#### YOUR GOAL:
Please tally the lines of the listing that follows where the word "selected" appears, and reply with the number only.

#### GIVEN DATA:
::::::::
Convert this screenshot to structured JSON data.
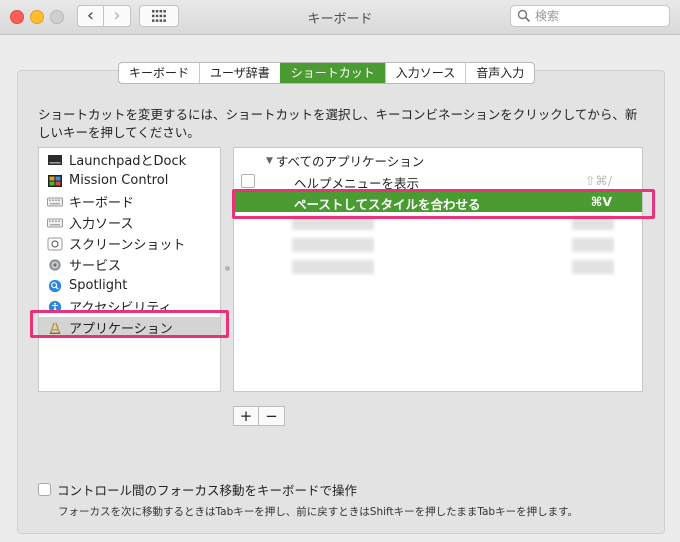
{
  "window": {
    "title": "キーボード",
    "search_placeholder": "検索",
    "back_glyph": "‹",
    "forward_glyph": "›"
  },
  "tabs": [
    {
      "label": "キーボード",
      "active": false
    },
    {
      "label": "ユーザ辞書",
      "active": false
    },
    {
      "label": "ショートカット",
      "active": true
    },
    {
      "label": "入力ソース",
      "active": false
    },
    {
      "label": "音声入力",
      "active": false
    }
  ],
  "instructions": "ショートカットを変更するには、ショートカットを選択し、キーコンビネーションをクリックしてから、新しいキーを押してください。",
  "categories": [
    {
      "label": "LaunchpadとDock",
      "icon": "launchpad-dock-icon"
    },
    {
      "label": "Mission Control",
      "icon": "mission-control-icon"
    },
    {
      "label": "キーボード",
      "icon": "keyboard-icon"
    },
    {
      "label": "入力ソース",
      "icon": "input-source-icon"
    },
    {
      "label": "スクリーンショット",
      "icon": "screenshot-icon"
    },
    {
      "label": "サービス",
      "icon": "gear-icon"
    },
    {
      "label": "Spotlight",
      "icon": "spotlight-icon"
    },
    {
      "label": "アクセシビリティ",
      "icon": "accessibility-icon"
    },
    {
      "label": "アプリケーション",
      "icon": "app-store-icon",
      "selected": true
    }
  ],
  "shortcuts": {
    "group_label": "すべてのアプリケーション",
    "items": [
      {
        "label": "ヘルプメニューを表示",
        "key": "⇧⌘/",
        "checked": false,
        "selected": false
      },
      {
        "label": "ペーストしてスタイルを合わせる",
        "key": "⌘V",
        "selected": true
      }
    ]
  },
  "buttons": {
    "add": "+",
    "remove": "−"
  },
  "footer": {
    "checkbox_label": "コントロール間のフォーカス移動をキーボードで操作",
    "checked": false,
    "note": "フォーカスを次に移動するときはTabキーを押し、前に戻すときはShiftキーを押したままTabキーを押します。"
  },
  "colors": {
    "accent": "#4b9b33",
    "highlight": "#e8337a"
  }
}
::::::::
#### RESPONSE TO THIS EXERCISE:
3